Bob Cantu has inspired the USC Men’s Basketball team to play better on offense, a brand of basketball that has woken up the once dormant element of this team. The Trojans are 5-5 under Cantu, with a slew of positives and then two distinct head scratchers against Arizona and most recently versus UCLA.
The Trojans are left in a state of flux attempting to rekindle momentum from their four-game winning streak after losing the last two games in completely different fashion. This team has shown flashes of brilliance against Oregon, UCLA, and Arizona State. At the same time however, these types of performances have also exposed some major flaws.
Eight of the first ten games have gone down to the wire, and the Trojans have won five of those contests. The Trojans are playing to the level of their opponent, and in doing so, giving fans a reason to come to the Galen Center. When 7,000-plus fans packed the gym last weekend, USC looked like a team afraid of the big moment, lacking swagger against cross-town rival UCLA.
UCLA did not fall into the trap once again and showcased their scoring presence against the hesitant Trojans. The Trojans meanwhile are an inexperienced team filled with older players, a weird dynamic but a large product of the transfer frenzy that hit the team last season.
As the future of USC Basketball unfolds, the next generation of players, JT Terrell, Byron Wesley and Chass Bryan play much better in a fast-paced style; yet they have shown a lack of effort on the defensive end of the court.
I must admit that this team has surprised me with their play in conference. The Trojans faced the toughest non-conference schedule according to BPI rankings, losing five games to ranked teams. That being said, USC bounced back in the conference by competing with the elite teams while not losing to inferior opponents.
The more we talk Trojan revenue sports–which is debatable given the attendance at Galen–the discussion of failing expectations continues to reach the proverbial Trojan dinner table. Despite the impressive conference slate, USC is prime for another losing season and yet another one-and-done trip in the Pac-12 tournament.
As the final weeks of the season tick down, Arizona and Arizona State travel to Southern California to cement their cases for NCAA Tournament bids. These two opponents alongside UCLA are strong contenders in the conference and have the recruiting prowess and strong coaching pedigree to continue winning.
The Bruins survived a rough start, losing to Cal Poly and defeating UC Irvine in OT without Shabazz Muhammad. Arizona has lost to Colorado twice, yet continue to power through as the strongest team in the conference.
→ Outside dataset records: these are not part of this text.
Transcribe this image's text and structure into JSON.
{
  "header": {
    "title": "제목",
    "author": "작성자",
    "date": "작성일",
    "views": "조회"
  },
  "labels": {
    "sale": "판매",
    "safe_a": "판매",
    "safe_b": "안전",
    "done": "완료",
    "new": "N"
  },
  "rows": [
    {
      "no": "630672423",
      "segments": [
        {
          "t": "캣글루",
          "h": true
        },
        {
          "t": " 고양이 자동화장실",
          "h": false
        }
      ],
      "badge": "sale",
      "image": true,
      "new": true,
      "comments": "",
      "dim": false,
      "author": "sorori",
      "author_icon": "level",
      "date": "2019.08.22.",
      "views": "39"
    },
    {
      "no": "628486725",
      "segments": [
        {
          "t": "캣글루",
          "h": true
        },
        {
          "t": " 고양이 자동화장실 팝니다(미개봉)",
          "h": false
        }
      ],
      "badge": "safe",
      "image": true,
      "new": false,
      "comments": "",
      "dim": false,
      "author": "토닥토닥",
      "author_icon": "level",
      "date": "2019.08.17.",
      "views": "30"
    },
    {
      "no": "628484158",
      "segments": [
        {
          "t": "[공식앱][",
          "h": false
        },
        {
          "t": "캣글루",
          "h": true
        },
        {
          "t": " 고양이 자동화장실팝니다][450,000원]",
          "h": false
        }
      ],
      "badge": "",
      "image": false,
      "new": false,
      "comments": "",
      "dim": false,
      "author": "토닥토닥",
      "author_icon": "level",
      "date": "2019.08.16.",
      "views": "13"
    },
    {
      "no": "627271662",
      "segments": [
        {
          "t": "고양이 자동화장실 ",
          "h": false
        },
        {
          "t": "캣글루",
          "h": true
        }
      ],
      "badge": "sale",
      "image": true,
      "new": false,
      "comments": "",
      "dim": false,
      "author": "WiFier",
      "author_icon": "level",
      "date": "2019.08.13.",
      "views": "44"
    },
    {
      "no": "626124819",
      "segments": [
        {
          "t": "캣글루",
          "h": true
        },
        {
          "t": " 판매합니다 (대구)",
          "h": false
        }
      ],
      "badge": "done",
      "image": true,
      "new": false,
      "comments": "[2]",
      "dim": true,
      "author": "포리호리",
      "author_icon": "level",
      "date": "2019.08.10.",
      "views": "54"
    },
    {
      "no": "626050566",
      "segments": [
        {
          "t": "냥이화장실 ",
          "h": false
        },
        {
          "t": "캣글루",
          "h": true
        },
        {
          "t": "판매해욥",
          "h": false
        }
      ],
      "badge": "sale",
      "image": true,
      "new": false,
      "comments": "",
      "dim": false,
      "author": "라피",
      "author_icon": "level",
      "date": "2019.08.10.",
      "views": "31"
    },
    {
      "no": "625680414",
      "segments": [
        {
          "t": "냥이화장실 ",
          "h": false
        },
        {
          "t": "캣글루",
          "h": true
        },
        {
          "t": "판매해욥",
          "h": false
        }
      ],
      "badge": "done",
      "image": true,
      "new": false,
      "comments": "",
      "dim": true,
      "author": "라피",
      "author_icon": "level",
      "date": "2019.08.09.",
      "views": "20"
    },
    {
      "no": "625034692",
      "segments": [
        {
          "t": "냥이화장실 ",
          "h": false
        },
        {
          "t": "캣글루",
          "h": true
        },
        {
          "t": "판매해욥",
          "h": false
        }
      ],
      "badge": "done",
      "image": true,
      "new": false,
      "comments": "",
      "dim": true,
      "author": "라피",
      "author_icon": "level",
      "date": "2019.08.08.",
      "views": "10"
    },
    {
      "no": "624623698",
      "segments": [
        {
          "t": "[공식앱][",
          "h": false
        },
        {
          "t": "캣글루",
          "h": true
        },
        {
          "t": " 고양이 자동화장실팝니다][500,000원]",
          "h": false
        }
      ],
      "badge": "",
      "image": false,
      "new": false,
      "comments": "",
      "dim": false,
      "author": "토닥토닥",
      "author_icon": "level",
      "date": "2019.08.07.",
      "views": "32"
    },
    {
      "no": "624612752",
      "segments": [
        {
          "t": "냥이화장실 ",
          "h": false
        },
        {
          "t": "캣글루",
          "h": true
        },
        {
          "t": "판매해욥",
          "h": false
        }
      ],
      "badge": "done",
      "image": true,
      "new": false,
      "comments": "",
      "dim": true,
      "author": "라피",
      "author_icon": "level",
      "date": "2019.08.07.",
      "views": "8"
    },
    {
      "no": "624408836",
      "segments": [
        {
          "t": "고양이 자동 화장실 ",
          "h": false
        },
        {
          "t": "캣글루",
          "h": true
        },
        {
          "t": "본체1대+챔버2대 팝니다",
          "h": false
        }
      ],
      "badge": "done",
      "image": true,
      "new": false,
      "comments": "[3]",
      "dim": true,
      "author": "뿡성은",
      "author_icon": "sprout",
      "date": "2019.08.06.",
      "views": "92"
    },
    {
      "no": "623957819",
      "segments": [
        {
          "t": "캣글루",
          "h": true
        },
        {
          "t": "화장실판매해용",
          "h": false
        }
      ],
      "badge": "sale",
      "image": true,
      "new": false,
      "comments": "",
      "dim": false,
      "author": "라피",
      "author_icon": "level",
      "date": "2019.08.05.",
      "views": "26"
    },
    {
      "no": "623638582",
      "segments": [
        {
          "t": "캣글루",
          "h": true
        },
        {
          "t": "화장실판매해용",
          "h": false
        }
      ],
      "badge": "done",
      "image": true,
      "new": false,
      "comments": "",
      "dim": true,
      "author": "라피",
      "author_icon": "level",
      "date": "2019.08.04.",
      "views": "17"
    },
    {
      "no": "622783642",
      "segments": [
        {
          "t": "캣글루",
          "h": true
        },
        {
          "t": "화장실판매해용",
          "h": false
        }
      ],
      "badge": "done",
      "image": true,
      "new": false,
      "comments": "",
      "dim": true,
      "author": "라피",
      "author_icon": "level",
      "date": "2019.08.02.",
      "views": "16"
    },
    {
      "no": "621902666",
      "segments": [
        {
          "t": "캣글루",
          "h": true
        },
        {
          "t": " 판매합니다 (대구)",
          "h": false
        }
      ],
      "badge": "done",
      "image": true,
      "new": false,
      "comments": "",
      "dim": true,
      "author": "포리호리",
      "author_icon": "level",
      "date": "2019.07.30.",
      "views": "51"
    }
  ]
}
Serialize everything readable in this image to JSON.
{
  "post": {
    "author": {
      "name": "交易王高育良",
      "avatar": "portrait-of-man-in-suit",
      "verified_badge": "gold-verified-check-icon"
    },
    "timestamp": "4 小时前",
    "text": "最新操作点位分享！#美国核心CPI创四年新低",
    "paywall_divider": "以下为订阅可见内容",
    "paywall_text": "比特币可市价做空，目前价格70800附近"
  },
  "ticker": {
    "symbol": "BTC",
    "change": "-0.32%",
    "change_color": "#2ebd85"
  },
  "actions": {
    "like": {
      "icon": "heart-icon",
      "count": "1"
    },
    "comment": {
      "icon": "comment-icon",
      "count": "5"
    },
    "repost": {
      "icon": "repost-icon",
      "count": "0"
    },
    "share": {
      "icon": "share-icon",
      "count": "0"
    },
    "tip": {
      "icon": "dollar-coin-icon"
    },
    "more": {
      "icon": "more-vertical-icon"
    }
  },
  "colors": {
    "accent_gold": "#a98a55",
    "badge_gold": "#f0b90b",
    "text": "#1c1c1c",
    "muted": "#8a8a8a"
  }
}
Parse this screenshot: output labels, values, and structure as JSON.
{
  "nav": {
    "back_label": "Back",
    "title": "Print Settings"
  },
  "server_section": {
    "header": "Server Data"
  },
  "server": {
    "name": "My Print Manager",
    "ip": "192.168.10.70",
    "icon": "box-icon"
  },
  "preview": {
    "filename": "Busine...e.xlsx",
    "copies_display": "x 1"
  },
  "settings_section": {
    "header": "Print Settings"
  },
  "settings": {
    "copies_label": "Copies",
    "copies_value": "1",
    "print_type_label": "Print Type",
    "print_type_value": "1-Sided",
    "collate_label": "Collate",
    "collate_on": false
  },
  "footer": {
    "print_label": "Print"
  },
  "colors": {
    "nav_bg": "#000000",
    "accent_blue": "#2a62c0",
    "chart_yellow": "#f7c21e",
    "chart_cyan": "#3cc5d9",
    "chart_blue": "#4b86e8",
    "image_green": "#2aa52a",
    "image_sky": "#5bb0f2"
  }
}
Arizona State just lost to Washington at home, a team that has lost 10 out of the last 11 games; yet their slot still remains firm on the bubble.
Back in Los Angeles, the Trojans sit completely out of this discussion and more towards what is the future of our program? Right now, the team is focused around speed, tempo and fundamental freedom to shoot at all times from all spots on the court. This has been Bob Cantu’s greatest gift and his greatest curse.
Despite the Trojans scoring outbursts–now averaging over 70 PPG in conference play–USC continues to post a negative scoring differential. While the monotonous days under Kevin O’Neill and Tim Floyd never impressed athletes, the team understood the message and played quite well making numerous NCAA tournaments.
Fans should commend Bob Cantu ‘s effort as a head coach thus far, but the next two weeks will speak to the entire direction of the USC Men’s Basketball program. Both teams present different challenges as ASU shoots the lights out from the field, lead by Jahii Carson and Evan Gordon. The Arizona Wildcats play with a set of future NBA stars led by strong point guard Mark Lyons.
These are the types of programs, and more specifically, the types of athletes that are dominating the sport of basketball, at the college and especially the NBA level. All that praise being said, two victories by the Trojans this week would send the team on a binge towards building around Roschon Prince and the next generation of flex SF/SG athletes.
Two blowout losses on the other hand and the Trojans will be thrown back to square one, searching for the next Taj Gibson to solidify the programs need for defense. Pat Haden and the rest of the athletic department should seriously consider these next two games as the barometer for the entire direction of the program.